Sandra Yi Reporting...A new report shows the number of Utah kids living in poverty fell by nearly 40 percent in the 19-90s.
Child advocates say that’s good news, but don't let the numbers fool you. The state has a high percentage of children. And 71 thousand live in poverty and 22 thousand of them -- in extreme poverty.
Terry Haven/Kids Count Coordinator, Utah Children: "SO EVEN THOUGH WE RANKED THIRD, THAT DOESN'T MEAN WE HAVE NO CHILDREN IN CRISIS OR WHO ARE AT RISK."
This Kids Count data report, released today, tracks the status of kids in the U-S for policy makers and advocates.
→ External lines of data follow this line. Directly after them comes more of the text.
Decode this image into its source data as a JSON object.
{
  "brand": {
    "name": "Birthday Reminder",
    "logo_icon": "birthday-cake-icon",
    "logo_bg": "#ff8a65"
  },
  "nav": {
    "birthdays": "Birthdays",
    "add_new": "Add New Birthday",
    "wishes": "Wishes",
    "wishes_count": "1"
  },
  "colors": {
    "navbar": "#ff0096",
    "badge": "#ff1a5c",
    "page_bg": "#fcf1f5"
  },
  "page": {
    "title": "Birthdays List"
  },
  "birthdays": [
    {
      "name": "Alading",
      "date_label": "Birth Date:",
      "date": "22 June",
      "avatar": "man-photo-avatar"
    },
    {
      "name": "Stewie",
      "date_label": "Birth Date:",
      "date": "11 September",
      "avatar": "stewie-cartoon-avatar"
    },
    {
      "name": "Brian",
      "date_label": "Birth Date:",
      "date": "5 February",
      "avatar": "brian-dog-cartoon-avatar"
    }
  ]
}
It shows that, nationwide, kids' overall well being improved in the 90s and Utah ranks third among all states.
Utah's teen birth rate fell by 19 percent.
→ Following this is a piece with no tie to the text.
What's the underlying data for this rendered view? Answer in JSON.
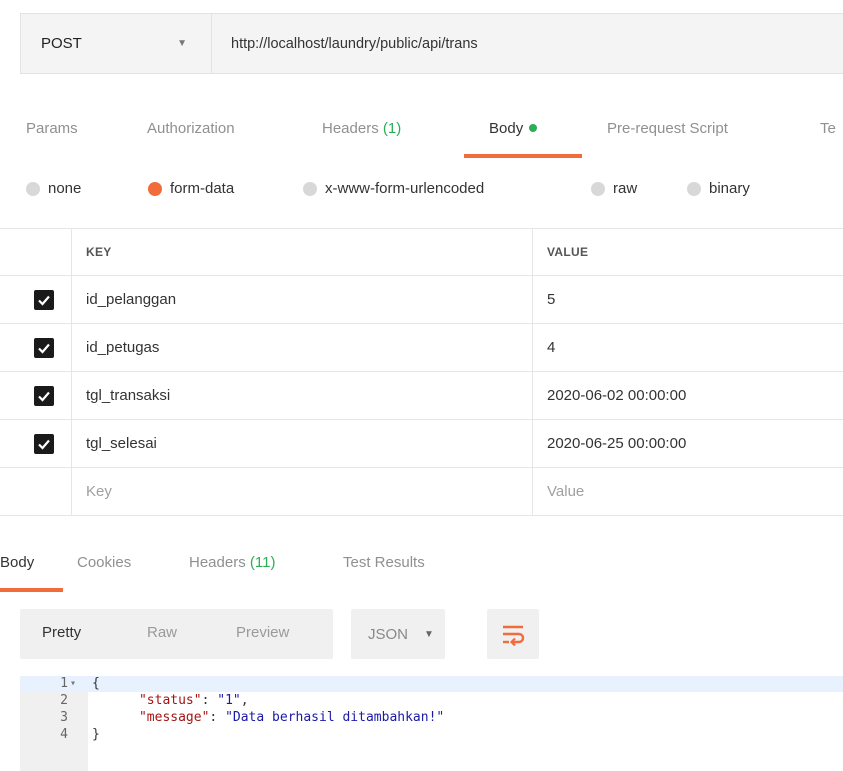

The child death rate also decreased to 20 deaths per 100 thousand children between 1 to 14 years old. That's close to, but still lower than the national average.
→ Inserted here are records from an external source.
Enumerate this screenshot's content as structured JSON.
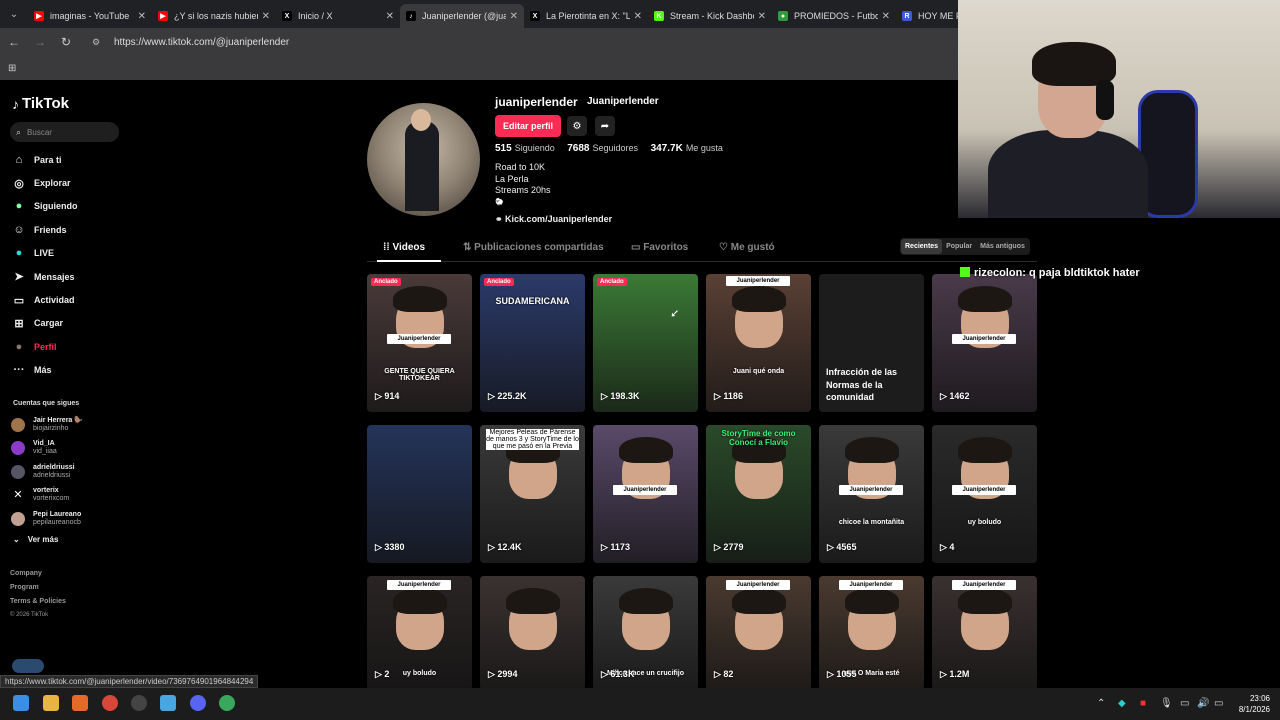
{
  "browser": {
    "tabs": [
      {
        "title": "imaginas - YouTube",
        "color": "#ff0000",
        "glyph": "▶",
        "close": "✕"
      },
      {
        "title": "¿Y si los nazis hubieran",
        "color": "#ff0000",
        "glyph": "▶",
        "close": "✕"
      },
      {
        "title": "Inicio / X",
        "color": "#000000",
        "glyph": "X",
        "close": "✕"
      },
      {
        "title": "Juaniperlender (@jua",
        "color": "#000000",
        "glyph": "♪",
        "close": "✕"
      },
      {
        "title": "La Pierotinta en X: \"L",
        "color": "#000000",
        "glyph": "X",
        "close": "✕"
      },
      {
        "title": "Stream - Kick Dashbo",
        "color": "#53fc18",
        "glyph": "K",
        "close": "✕"
      },
      {
        "title": "PROMIEDOS - Futbol",
        "color": "#2e9c3b",
        "glyph": "●",
        "close": "✕"
      },
      {
        "title": "HOY ME PASO",
        "color": "#3b5bdb",
        "glyph": "R",
        "close": ""
      }
    ],
    "url": "https://www.tiktok.com/@juaniperlender",
    "status_url": "https://www.tiktok.com/@juaniperlender/video/7369764901964844294"
  },
  "sidebar": {
    "brand": "TikTok",
    "search_placeholder": "Buscar",
    "nav": [
      {
        "label": "Para ti",
        "icon": "⌂",
        "name": "home"
      },
      {
        "label": "Explorar",
        "icon": "◎",
        "name": "explore"
      },
      {
        "label": "Siguiendo",
        "icon": "●",
        "name": "following"
      },
      {
        "label": "Friends",
        "icon": "☺",
        "name": "friends"
      },
      {
        "label": "LIVE",
        "icon": "●",
        "name": "live"
      },
      {
        "label": "Mensajes",
        "icon": "➤",
        "name": "messages"
      },
      {
        "label": "Actividad",
        "icon": "▭",
        "name": "activity"
      },
      {
        "label": "Cargar",
        "icon": "⊞",
        "name": "upload"
      },
      {
        "label": "Perfil",
        "icon": "●",
        "name": "profile"
      },
      {
        "label": "Más",
        "icon": "···",
        "name": "more"
      }
    ],
    "following_title": "Cuentas que sigues",
    "accounts": [
      {
        "name": "Jair Herrera 🦫",
        "handle": "biojairzinho",
        "color": "#a0744a"
      },
      {
        "name": "Vid_IA",
        "handle": "vid_iiaa",
        "color": "#8a3cc8"
      },
      {
        "name": "adrieldriussi",
        "handle": "adrieldriussi",
        "color": "#555566"
      },
      {
        "name": "vorterix",
        "handle": "vorterixcom",
        "color": "#000000"
      },
      {
        "name": "Pepi Laureano",
        "handle": "pepilaureanocb",
        "color": "#c0a090"
      }
    ],
    "see_more": "Ver más",
    "footer": [
      "Company",
      "Program",
      "Terms & Policies"
    ],
    "copyright": "© 2026 TikTok"
  },
  "profile": {
    "username": "juaniperlender",
    "display_name": "Juaniperlender",
    "edit_label": "Editar perfil",
    "following_count": "515",
    "following_label": "Siguiendo",
    "followers_count": "7688",
    "followers_label": "Seguidores",
    "likes_count": "347.7K",
    "likes_label": "Me gusta",
    "bio": [
      "Road to 10K",
      "La Perla",
      "Streams 20hs",
      "🐑"
    ],
    "link": "Kick.com/Juaniperlender"
  },
  "tabs": {
    "videos": "Videos",
    "reposts": "Publicaciones compartidas",
    "favorites": "Favoritos",
    "liked": "Me gustó",
    "sort": [
      "Recientes",
      "Popular",
      "Más antiguos"
    ]
  },
  "videos": [
    {
      "views": "914",
      "pinned": "Anclado",
      "bg": "#4a3a3a",
      "caption": "GENTE QUE QUIERA TIKTOKEAR",
      "wm": "Juaniperlender"
    },
    {
      "views": "225.2K",
      "pinned": "Anclado",
      "bg": "#2b3a6a",
      "caption": "SUDAMERICANA",
      "wm": ""
    },
    {
      "views": "198.3K",
      "pinned": "Anclado",
      "bg": "#3b7a35",
      "caption": "",
      "wm": ""
    },
    {
      "views": "1186",
      "pinned": "",
      "bg": "#5a4035",
      "caption": "Juani qué onda",
      "wm": "Juaniperlender"
    },
    {
      "views": "",
      "pinned": "",
      "bg": "#1c1c1c",
      "caption": "Infracción de las Normas de la comunidad",
      "wm": ""
    },
    {
      "views": "1462",
      "pinned": "",
      "bg": "#4a3a4a",
      "caption": "",
      "wm": "Juaniperlender"
    },
    {
      "views": "3380",
      "pinned": "",
      "bg": "#24345a",
      "caption": "",
      "wm": ""
    },
    {
      "views": "12.4K",
      "pinned": "",
      "bg": "#3a3a3a",
      "caption": "Mejores Peleas de Párense de manos 3 y StoryTime de lo que me pasó en la Previa",
      "wm": ""
    },
    {
      "views": "1173",
      "pinned": "",
      "bg": "#5a4a6a",
      "caption": "",
      "wm": "Juaniperlender"
    },
    {
      "views": "2779",
      "pinned": "",
      "bg": "#2a4a2a",
      "caption": "StoryTime de como Conocí a Flavio",
      "wm": ""
    },
    {
      "views": "4565",
      "pinned": "",
      "bg": "#3a3a3a",
      "caption": "chicoe la montañita",
      "wm": "Juaniperlender"
    },
    {
      "views": "4",
      "pinned": "",
      "bg": "#2a2a2a",
      "caption": "uy boludo",
      "wm": "Juaniperlender"
    },
    {
      "views": "2",
      "pinned": "",
      "bg": "#2a2424",
      "caption": "uy boludo",
      "wm": "Juaniperlender"
    },
    {
      "views": "2994",
      "pinned": "",
      "bg": "#3a3230",
      "caption": "",
      "wm": ""
    },
    {
      "views": "61.3K",
      "pinned": "",
      "bg": "#3a3a3a",
      "caption": "Milica hace un crucifijo",
      "wm": ""
    },
    {
      "views": "82",
      "pinned": "",
      "bg": "#4a3a30",
      "caption": "",
      "wm": "Juaniperlender"
    },
    {
      "views": "1055",
      "pinned": "",
      "bg": "#4a3a30",
      "caption": "que O Maria esté",
      "wm": "Juaniperlender"
    },
    {
      "views": "1.2M",
      "pinned": "",
      "bg": "#3a3030",
      "caption": "",
      "wm": "Juaniperlender"
    }
  ],
  "chat": {
    "user": "rizecolon",
    "message": ": q paja bldtiktok hater",
    "accent": "#53fc18"
  },
  "taskbar": {
    "time": "23:06",
    "date": "8/1/2026"
  }
}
Terry Haven/Kids Count Coordinator, Utah Children: "YOU DON'T WANT TO GET INTO THAT DANGER OF PATTING YOURSELF SO HARD ON THE BACK THAT YOU BREAK YOUR ARM."
Advocates worry about poor, working families because they're paying more for basic necessities like food and housing. And for more than half of them, housing costs take up more than 30 percent of their incomes.
They say many families will often have to choose between paying for such things like bills and health care.
Terry Haven/Kids Count Coordinator, Utah Children: "IT PUTS THE FAMILIES ON A VERY SLIPPERY EDGE THAT CAN BE KIND OF DANGEROUS. WE DON'T WANT THEM TO MAKE THOSE KINDS OF CHOICES AND YET THAT'S HAPPENING."
The report also shows states including Utah had more babies born with low birth weights and more single parent families.